Daily Archives: November 15, 2022

What are Stacked 3D ICs?

Just like any big city, electronics is evolving with great rapidity, such that both are running out of open space. The net result is a growth in the vertical direction. For a city, vertical growth promises more apartments, office space, and people per square mile. For electronics, there is the slowing of Moore’s law and the adoption of new advanced technology. That means chip developers cannot increase density and speed from shrinking processes and smaller transistors. Although they can increase the die capacity, this suffers from longer signal delays that reduce yield. That limits the expansion in X-Y directions, which means the only option remaining is building upwards.

Among the many established forms of vertical integration, there are 2.5D ICs, flip-chip technology, inter-die connectivity with wire bonding, and stacked packages. However, all these suffer from constraints that limit their value. Three-dimensional integrated circuits or 3-D ICs offer the highest density and speed.

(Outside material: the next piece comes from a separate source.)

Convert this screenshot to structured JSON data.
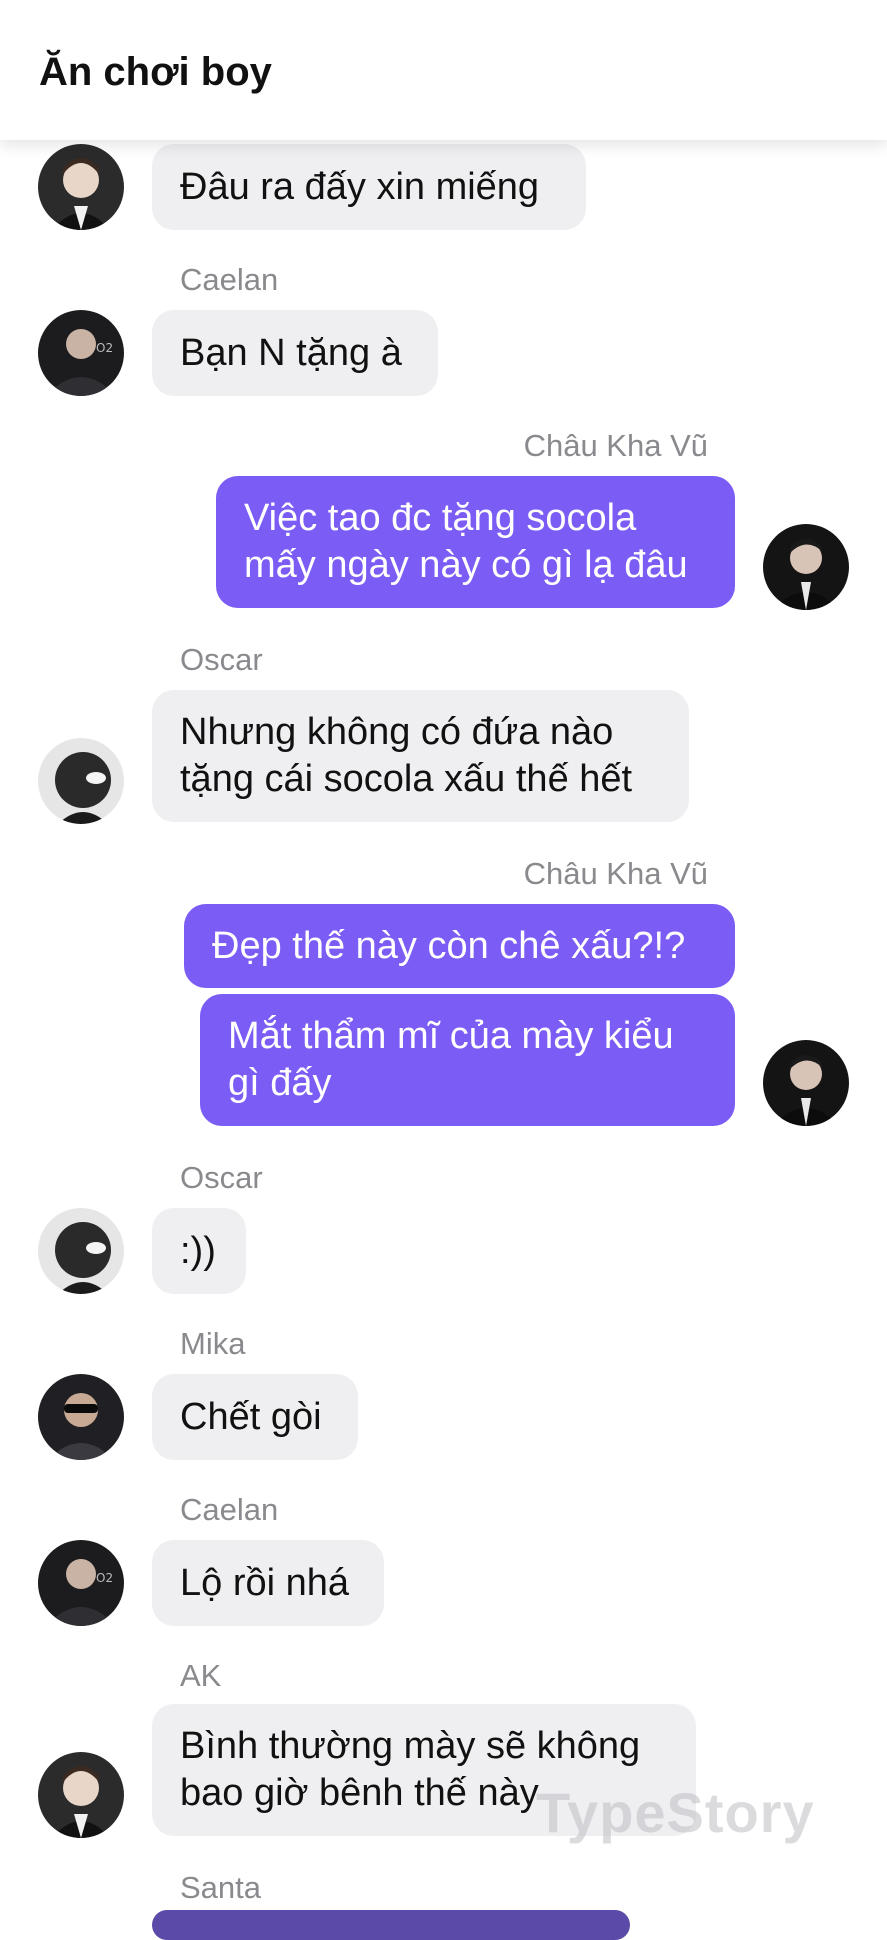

Three-dimensional ICs are monolithic 3-D SoCs built on multiple active silicon layers. These layers use vertical interconnections between the different layers. So far, this is an emerging technology and has not been widely deployed. Furthermore, there are stacked 3-D ICs with multiple dies that manufacturers have stacked, aligned, and bonded into a single package. They use TSVs or through silicon vias, and a hybrid bonding technique to complete the inter-die communication. Stacked 3-D ICs are now commercially available, offering an option for larger dies or migration to leading-edge nodes that are very expensive.

Stacked 3-D ICs offer an ideal option for applications requiring more transistors in a given footprint. For instance, a mobile SoC requires high transistor densities but has limits on its footprint and height. Another example is cache memory chips. Manufacturers usually stack them on top of or below the processor to increase their bandwidth. This makes stacked 3-D ICs a natural choice for applications that are on the limits of a single die.

Vertical stacking offers a smaller footprint with faster interconnections compared to multiple packaged chips. Rather than a single large die, splitting it into several smaller dies provides a better yield. For the manufacturer, there is flexibility in stacking heterogeneous dies, as they can intermix various manufacturing processes and nodes. Moreover, it is possible to reuse existing chips without redesigning them or incorporating them into a single die. This offers a substantial reduction in risk and cost.

Although there are numerous benefits and opportunities from the use of stacked 3-D ICs, they also introduce new challenges. The architecture of 3-D silicone systems needs a more holistic approach, taking into account the third dimension. It is not sufficient to think of 3-D ICs only in terms of 2-D chips stacked on top of each other. Although it is necessary to optimize power, performance, and area in the familiar three-way approach,  the optimization must be in every cubic millimeter rather than in every square millimeter. All tradeoff decisions must take into account the vertical dimension also. This requires making the tradeoffs across all design stages, including IP, architecture, chip packaging, implementation, and system analysis.